Items listed in a dataset —

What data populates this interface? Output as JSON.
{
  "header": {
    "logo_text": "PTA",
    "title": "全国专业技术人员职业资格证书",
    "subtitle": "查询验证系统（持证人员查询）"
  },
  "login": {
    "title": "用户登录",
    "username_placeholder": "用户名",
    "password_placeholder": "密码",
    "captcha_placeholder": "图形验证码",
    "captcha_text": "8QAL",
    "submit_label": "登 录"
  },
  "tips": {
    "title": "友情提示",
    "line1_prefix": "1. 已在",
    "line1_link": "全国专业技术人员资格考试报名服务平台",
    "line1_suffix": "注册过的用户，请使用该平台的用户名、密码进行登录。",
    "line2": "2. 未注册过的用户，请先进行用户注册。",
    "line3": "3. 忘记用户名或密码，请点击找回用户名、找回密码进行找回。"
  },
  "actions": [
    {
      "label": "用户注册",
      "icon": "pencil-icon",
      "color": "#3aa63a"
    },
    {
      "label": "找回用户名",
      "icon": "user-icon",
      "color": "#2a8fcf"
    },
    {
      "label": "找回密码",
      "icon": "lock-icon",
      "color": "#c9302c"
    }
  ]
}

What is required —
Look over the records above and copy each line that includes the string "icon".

Solution to this problem —
      "icon": "pencil-icon",
      "icon": "user-icon",
      "icon": "lock-icon",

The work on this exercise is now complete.